### [TASK DESCRIPTION]
Locate each line in the records containing "自动目录". Copy it.

### [Collection entries]
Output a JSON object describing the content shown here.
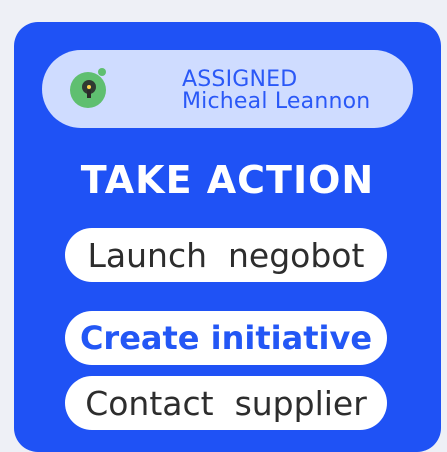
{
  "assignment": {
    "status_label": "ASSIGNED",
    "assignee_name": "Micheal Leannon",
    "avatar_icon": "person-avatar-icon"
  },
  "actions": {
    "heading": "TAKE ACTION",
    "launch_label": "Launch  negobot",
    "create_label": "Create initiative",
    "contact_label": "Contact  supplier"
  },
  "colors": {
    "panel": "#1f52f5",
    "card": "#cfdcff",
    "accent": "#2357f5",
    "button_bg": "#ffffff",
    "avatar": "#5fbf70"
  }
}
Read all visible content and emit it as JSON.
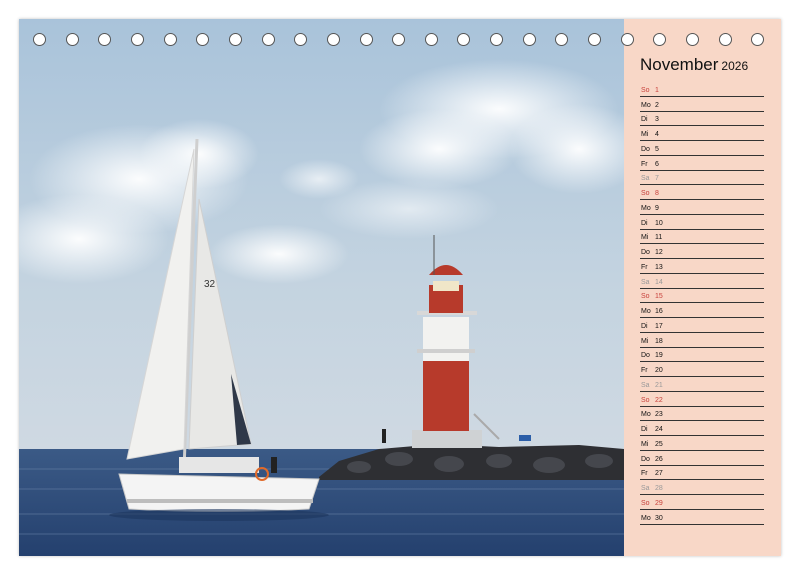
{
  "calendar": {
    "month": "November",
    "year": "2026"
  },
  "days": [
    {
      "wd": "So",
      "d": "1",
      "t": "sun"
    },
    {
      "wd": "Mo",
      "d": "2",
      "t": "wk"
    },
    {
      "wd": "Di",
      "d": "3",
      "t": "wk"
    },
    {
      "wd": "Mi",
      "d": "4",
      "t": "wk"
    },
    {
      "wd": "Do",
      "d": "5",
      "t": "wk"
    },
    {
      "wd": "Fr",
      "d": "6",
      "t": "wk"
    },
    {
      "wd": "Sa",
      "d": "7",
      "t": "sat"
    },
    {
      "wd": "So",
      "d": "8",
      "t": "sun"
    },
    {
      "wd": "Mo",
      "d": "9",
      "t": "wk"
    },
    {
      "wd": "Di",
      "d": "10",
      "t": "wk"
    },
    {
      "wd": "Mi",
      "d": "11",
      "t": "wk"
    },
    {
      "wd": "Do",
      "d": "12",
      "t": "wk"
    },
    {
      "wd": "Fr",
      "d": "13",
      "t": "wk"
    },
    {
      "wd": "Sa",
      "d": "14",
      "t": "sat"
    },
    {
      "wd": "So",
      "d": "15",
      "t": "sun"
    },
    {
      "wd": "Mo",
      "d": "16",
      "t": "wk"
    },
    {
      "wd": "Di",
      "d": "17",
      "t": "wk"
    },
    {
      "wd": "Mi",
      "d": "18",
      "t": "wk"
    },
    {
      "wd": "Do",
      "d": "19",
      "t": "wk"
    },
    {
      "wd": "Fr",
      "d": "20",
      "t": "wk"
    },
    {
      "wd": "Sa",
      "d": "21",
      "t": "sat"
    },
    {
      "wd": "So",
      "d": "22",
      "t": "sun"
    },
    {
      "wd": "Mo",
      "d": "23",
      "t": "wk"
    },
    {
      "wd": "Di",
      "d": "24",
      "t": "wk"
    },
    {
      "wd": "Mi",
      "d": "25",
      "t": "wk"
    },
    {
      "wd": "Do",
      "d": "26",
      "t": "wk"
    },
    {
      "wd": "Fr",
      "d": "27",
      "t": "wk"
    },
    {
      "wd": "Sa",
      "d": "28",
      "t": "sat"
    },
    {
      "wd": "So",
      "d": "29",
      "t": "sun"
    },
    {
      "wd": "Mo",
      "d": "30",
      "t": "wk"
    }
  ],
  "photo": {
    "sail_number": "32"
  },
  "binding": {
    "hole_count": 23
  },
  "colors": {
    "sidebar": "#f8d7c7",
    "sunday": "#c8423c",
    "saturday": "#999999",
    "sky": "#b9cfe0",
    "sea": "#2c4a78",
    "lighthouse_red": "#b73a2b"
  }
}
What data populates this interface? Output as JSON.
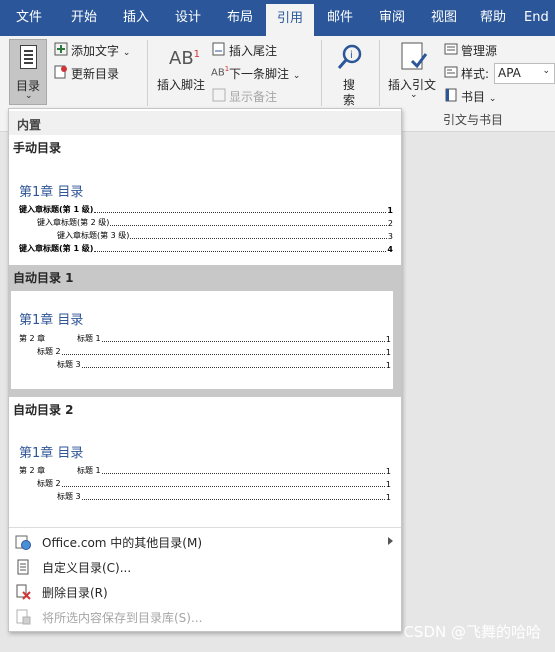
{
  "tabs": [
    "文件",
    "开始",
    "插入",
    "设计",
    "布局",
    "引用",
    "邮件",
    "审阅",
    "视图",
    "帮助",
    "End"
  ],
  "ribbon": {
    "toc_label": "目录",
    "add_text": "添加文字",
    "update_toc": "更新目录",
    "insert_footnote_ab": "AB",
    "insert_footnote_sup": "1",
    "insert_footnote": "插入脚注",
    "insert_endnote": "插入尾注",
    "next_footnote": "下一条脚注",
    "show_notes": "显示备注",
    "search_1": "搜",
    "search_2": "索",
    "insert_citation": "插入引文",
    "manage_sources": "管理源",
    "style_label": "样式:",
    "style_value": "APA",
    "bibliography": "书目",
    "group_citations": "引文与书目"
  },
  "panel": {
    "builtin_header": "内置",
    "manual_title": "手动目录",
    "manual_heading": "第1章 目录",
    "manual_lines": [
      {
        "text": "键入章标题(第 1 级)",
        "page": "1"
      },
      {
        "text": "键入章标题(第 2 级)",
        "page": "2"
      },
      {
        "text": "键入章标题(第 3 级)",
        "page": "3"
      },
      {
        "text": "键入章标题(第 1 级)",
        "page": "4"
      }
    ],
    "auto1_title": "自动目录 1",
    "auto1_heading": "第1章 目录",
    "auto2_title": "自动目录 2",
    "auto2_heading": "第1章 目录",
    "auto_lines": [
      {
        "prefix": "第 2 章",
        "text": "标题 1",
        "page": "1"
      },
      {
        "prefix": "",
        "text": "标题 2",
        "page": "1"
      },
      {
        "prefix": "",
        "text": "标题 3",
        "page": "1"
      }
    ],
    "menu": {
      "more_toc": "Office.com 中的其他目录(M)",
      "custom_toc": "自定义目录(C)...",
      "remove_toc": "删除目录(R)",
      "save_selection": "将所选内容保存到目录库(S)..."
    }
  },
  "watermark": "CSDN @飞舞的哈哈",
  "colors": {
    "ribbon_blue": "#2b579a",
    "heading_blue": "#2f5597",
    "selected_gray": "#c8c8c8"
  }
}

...

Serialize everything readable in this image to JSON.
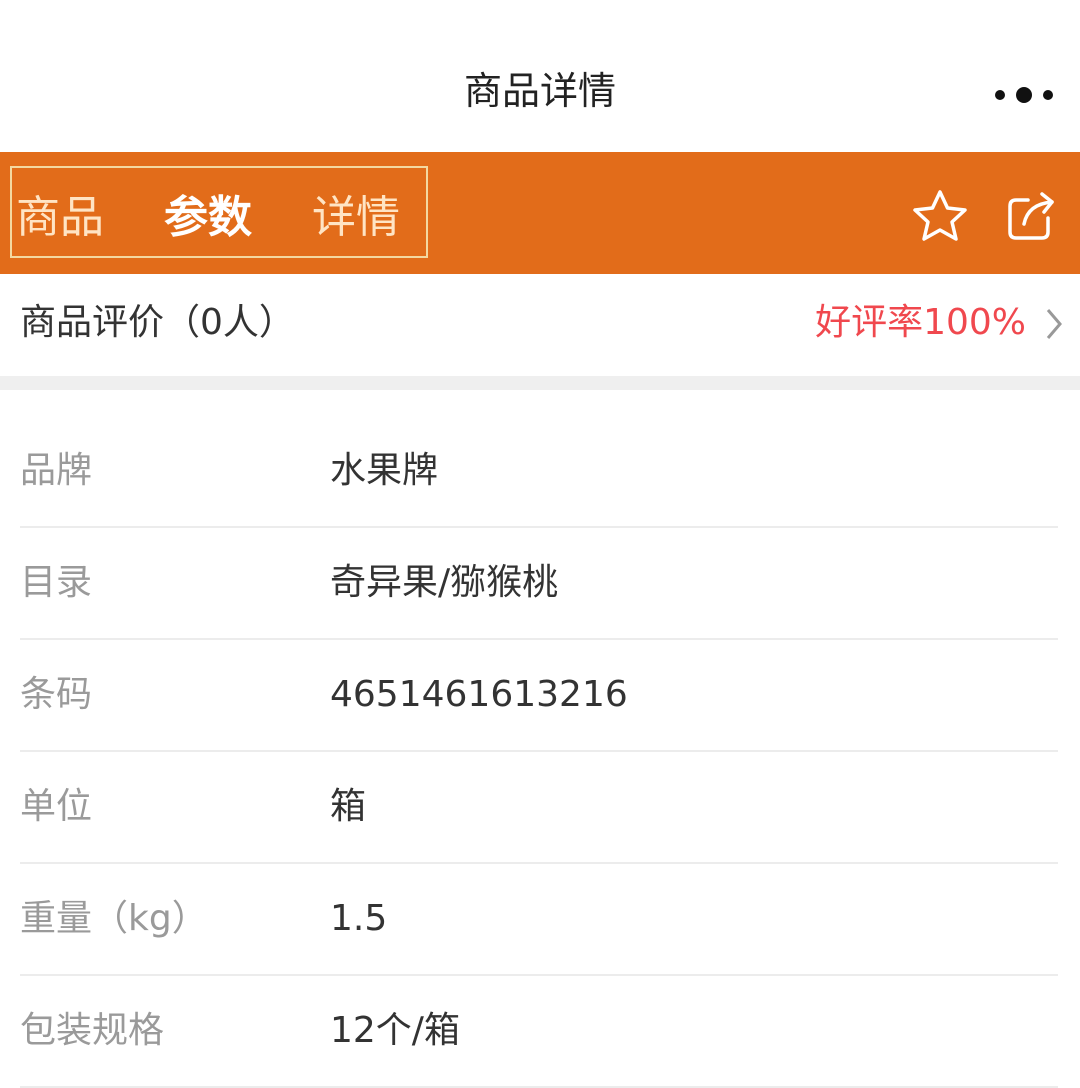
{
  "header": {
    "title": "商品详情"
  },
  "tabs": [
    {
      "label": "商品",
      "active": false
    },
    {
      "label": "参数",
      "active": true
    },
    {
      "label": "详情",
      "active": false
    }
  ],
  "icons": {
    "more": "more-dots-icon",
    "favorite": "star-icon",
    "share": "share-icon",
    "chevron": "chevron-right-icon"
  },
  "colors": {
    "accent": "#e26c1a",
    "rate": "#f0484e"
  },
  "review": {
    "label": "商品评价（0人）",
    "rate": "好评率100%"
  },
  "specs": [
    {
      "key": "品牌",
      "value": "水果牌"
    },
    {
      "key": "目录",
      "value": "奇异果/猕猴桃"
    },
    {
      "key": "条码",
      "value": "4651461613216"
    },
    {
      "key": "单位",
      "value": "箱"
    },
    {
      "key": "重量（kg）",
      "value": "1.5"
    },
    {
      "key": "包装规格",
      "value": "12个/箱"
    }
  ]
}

### [REPLY]
    "auto1_title": "自动目录 1",
    "auto2_title": "自动目录 2",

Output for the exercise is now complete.